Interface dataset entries
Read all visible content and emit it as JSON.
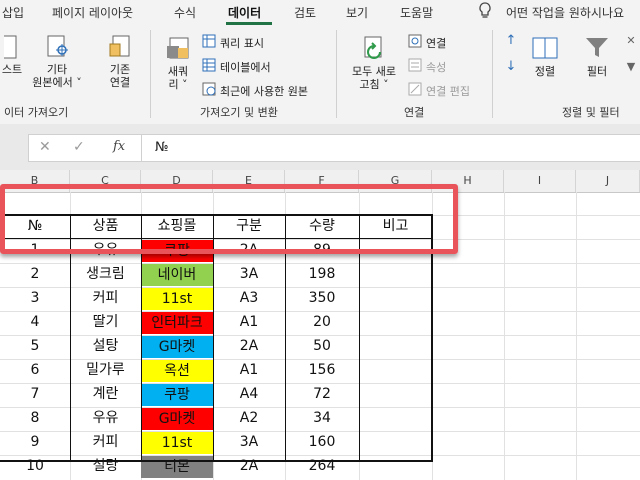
{
  "tabs": [
    "삽입",
    "페이지 레이아웃",
    "수식",
    "데이터",
    "검토",
    "보기",
    "도움말"
  ],
  "tell_me": "어떤 작업을 원하시나요",
  "ribbon": {
    "partial_text": "스트",
    "other_sources": [
      "기타",
      "원본에서"
    ],
    "existing_connections": [
      "기존",
      "연결"
    ],
    "new_query": [
      "새쿼",
      "리"
    ],
    "show_queries": "쿼리 표시",
    "from_table": "테이블에서",
    "recent_sources": "최근에 사용한 원본",
    "refresh_all": [
      "모두 새로",
      "고침"
    ],
    "connections": "연결",
    "properties": "속성",
    "edit_links": "연결 편집",
    "sort": "정렬",
    "filter": "필터",
    "group_get_data": "이터 가져오기",
    "group_get_transform": "가져오기 및 변환",
    "group_connections": "연결",
    "group_sort_filter": "정렬 및 필터"
  },
  "formula_bar": {
    "fx": "fx",
    "value": "№"
  },
  "columns": [
    "B",
    "C",
    "D",
    "E",
    "F",
    "G",
    "H",
    "I",
    "J"
  ],
  "table": {
    "headers": [
      "№",
      "상품",
      "쇼핑몰",
      "구분",
      "수량",
      "비고"
    ],
    "rows": [
      {
        "no": "1",
        "product": "우유",
        "mall": "쿠팡",
        "type": "2A",
        "qty": "89",
        "color": "#ff0000"
      },
      {
        "no": "2",
        "product": "생크림",
        "mall": "네이버",
        "type": "3A",
        "qty": "198",
        "color": "#92d050"
      },
      {
        "no": "3",
        "product": "커피",
        "mall": "11st",
        "type": "A3",
        "qty": "350",
        "color": "#ffff00"
      },
      {
        "no": "4",
        "product": "딸기",
        "mall": "인터파크",
        "type": "A1",
        "qty": "20",
        "color": "#ff0000"
      },
      {
        "no": "5",
        "product": "설탕",
        "mall": "G마켓",
        "type": "2A",
        "qty": "50",
        "color": "#00b0f0"
      },
      {
        "no": "6",
        "product": "밀가루",
        "mall": "옥션",
        "type": "A1",
        "qty": "156",
        "color": "#ffff00"
      },
      {
        "no": "7",
        "product": "계란",
        "mall": "쿠팡",
        "type": "A4",
        "qty": "72",
        "color": "#00b0f0"
      },
      {
        "no": "8",
        "product": "우유",
        "mall": "G마켓",
        "type": "A2",
        "qty": "34",
        "color": "#ff0000"
      },
      {
        "no": "9",
        "product": "커피",
        "mall": "11st",
        "type": "3A",
        "qty": "160",
        "color": "#ffff00"
      },
      {
        "no": "10",
        "product": "설탕",
        "mall": "티몬",
        "type": "2A",
        "qty": "264",
        "color": "#808080"
      }
    ]
  },
  "colors": {
    "accent": "#217346",
    "highlight": "#e8545a"
  }
}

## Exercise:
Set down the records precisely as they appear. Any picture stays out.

## Answer section:
Read all visible content and emit it as JSON.
{
  "tabs": [
    "삽입",
    "페이지 레이아웃",
    "수식",
    "데이터",
    "검토",
    "보기",
    "도움말"
  ],
  "tell_me": "어떤 작업을 원하시나요",
  "ribbon": {
    "partial_text": "스트",
    "other_sources": [
      "기타",
      "원본에서"
    ],
    "existing_connections": [
      "기존",
      "연결"
    ],
    "new_query": [
      "새쿼",
      "리"
    ],
    "show_queries": "쿼리 표시",
    "from_table": "테이블에서",
    "recent_sources": "최근에 사용한 원본",
    "refresh_all": [
      "모두 새로",
      "고침"
    ],
    "connections": "연결",
    "properties": "속성",
    "edit_links": "연결 편집",
    "sort": "정렬",
    "filter": "필터",
    "group_get_data": "이터 가져오기",
    "group_get_transform": "가져오기 및 변환",
    "group_connections": "연결",
    "group_sort_filter": "정렬 및 필터"
  },
  "formula_bar": {
    "fx": "fx",
    "value": "№"
  },
  "columns": [
    "B",
    "C",
    "D",
    "E",
    "F",
    "G",
    "H",
    "I",
    "J"
  ],
  "table": {
    "headers": [
      "№",
      "상품",
      "쇼핑몰",
      "구분",
      "수량",
      "비고"
    ],
    "rows": [
      {
        "no": "1",
        "product": "우유",
        "mall": "쿠팡",
        "type": "2A",
        "qty": "89",
        "color": "#ff0000"
      },
      {
        "no": "2",
        "product": "생크림",
        "mall": "네이버",
        "type": "3A",
        "qty": "198",
        "color": "#92d050"
      },
      {
        "no": "3",
        "product": "커피",
        "mall": "11st",
        "type": "A3",
        "qty": "350",
        "color": "#ffff00"
      },
      {
        "no": "4",
        "product": "딸기",
        "mall": "인터파크",
        "type": "A1",
        "qty": "20",
        "color": "#ff0000"
      },
      {
        "no": "5",
        "product": "설탕",
        "mall": "G마켓",
        "type": "2A",
        "qty": "50",
        "color": "#00b0f0"
      },
      {
        "no": "6",
        "product": "밀가루",
        "mall": "옥션",
        "type": "A1",
        "qty": "156",
        "color": "#ffff00"
      },
      {
        "no": "7",
        "product": "계란",
        "mall": "쿠팡",
        "type": "A4",
        "qty": "72",
        "color": "#00b0f0"
      },
      {
        "no": "8",
        "product": "우유",
        "mall": "G마켓",
        "type": "A2",
        "qty": "34",
        "color": "#ff0000"
      },
      {
        "no": "9",
        "product": "커피",
        "mall": "11st",
        "type": "3A",
        "qty": "160",
        "color": "#ffff00"
      },
      {
        "no": "10",
        "product": "설탕",
        "mall": "티몬",
        "type": "2A",
        "qty": "264",
        "color": "#808080"
      }
    ]
  },
  "colors": {
    "accent": "#217346",
    "highlight": "#e8545a"
  }
}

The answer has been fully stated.